Tuesday 20th June see’s our next Jewellery, Antiques & Collectables auction take place, starting at 10:00am and there is one collectable that you will definitely want to add to your collection! You have an opportunity to add an item from one of the Britain’s darkest, yet most triumphant periods in British history, we have an early Second World War Type P8 Spitfire Compass (No. 93217.H.), which includes its original wooden box with captions such as ‘GLASS WITH CARE’ and ‘DELICATE INSTRUMENTS TO BE HANDLED WITH GREAT CARE’. The carrying boxes were normally wood, using a mixture of glue, and brass screws; in the base would be a false “floor,” with three cut-outs to accept the three lugs which were used for fitting the compass to the Spitfire. The hinged lid would normally have a couple of pieces of wood, with felt attached, which would just lightly bear down on the rotating ring.
On the inside of the box the compass sits neatly in position and has several markings including a stamp stating ‘Examined – 4 Aug 1942 A.C.T.S. Dunstable. It is presumed that this was manufactured in a small factory that specifically made aircraft compasses in Station Road end of Great Northern Road in Dunstable during World War II.
About the Compass…
The P8 was superseded by the P10, P11 & P12 compasses, the tubes on the spider, were not filled with radium paint, but radium powder, so should be handled with extreme caution, since inhaling it, from a broken tube, would be very injurious to health. Post-war, the powder was replaced by “fluo” powder, which reacted to fluorescent light, rather than simply glowing in the dark. The interior paint (black for a/c compasses, white for landing compasses) is a special alcohol-proof type, which can be removed by cellulose thinners.
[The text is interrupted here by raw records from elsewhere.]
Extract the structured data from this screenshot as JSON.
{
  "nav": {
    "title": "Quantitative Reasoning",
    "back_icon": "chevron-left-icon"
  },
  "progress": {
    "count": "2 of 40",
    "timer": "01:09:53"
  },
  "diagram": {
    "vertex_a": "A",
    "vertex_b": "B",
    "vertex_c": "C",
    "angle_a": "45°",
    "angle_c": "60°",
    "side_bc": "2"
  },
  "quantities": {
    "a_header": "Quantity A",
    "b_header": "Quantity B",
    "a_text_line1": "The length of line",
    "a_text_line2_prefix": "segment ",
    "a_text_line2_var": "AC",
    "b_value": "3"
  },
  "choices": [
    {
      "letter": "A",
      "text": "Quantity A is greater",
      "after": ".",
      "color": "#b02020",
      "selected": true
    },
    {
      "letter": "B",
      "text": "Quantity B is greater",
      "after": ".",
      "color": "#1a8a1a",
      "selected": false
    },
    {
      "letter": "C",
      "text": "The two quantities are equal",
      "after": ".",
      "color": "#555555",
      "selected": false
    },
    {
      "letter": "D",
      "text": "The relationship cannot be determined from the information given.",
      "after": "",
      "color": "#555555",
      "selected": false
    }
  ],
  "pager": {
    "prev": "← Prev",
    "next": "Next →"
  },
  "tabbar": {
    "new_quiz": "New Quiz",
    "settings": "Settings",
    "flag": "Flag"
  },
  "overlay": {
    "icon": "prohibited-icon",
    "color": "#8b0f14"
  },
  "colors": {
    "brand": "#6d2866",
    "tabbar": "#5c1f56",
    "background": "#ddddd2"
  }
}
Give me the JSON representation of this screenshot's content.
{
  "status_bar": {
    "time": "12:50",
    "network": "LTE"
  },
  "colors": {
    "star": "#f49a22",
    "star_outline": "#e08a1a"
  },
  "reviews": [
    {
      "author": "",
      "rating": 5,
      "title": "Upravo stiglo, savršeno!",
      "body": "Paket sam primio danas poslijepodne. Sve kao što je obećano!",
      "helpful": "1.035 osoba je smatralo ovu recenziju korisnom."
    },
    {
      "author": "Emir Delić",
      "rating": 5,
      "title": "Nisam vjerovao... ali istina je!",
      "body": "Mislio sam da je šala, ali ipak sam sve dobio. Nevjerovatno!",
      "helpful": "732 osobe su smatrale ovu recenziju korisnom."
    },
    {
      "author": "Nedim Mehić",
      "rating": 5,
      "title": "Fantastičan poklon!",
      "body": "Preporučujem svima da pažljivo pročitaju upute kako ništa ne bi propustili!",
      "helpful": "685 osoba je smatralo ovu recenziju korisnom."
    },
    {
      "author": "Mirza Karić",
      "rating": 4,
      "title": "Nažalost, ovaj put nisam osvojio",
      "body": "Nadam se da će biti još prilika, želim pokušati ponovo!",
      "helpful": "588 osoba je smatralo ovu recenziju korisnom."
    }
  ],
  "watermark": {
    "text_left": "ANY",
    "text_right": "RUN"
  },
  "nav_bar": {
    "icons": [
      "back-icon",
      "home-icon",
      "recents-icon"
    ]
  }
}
The tubes were attached to the spider with small blobs of the paint; there is also a small tube attached to a pointer somewhere on the edge of the bowl (which was aligned with the cetre-line of the a/c.)
The P compasses consist of a bowl, which sits on cone-shaped brass springs inside a metal casing, and has a rotating circular bezel set on top of the whole thing. The bezel is marked with the full 360 degrees of the compass, with N, E, W, S, engraved into squares, at their relevant positions. A pair of wires (four on later versions) are laid E-W under the glass of the bezel. The wires, over some of their length, and the bezel’s cardinal points were painted with radium paint, which, by now, is probably turning to dust, and could also be very dangerous to your lungs.
The liquid, which our model going into auction does not include, should be Industrial Methylated Spirit (IMS)99, aka known simply as “alcohol,” which is now used neat, but usually had about 10% water added, during wartime. The glass has a chamfered edge, and should have a surrounding O ring, made of 1/8″ (3mm) rubber, held in place, and squeezed by the outer brass ring (secured by 6BA countersunk brass screws.) The bung, in the filler neck, has a fibre washer fitted to it; normally, the whole item is immersed in a quantity of alcohol, and de-aerated at the same time as the alcohol inside the bowl. The spider has a pivot fitted in its center, which sits on a sapphire “jewel” in the vertical post set in the middle of the bowl. Balance of the spider, in the fluid, is achieved by judicious bending of the “spare” four arms of the spider, and application of quantities of paint where necessary. The handling difficulties are made worse by the paint’s propensity to flake off, if, once soaked with alcohol, it’s allowed to dry out, so speed is essential. The compass was designed for use anywhere in the world, so could cope with any angle of dip induced by the Poles (around a maximum of 13 degrees), this means that the further North, or South, you go, the lower one edge of the spider would go; this means that, here in the U.K., the compass has to have a 7 degree (or thereabouts) Northern dip built-in.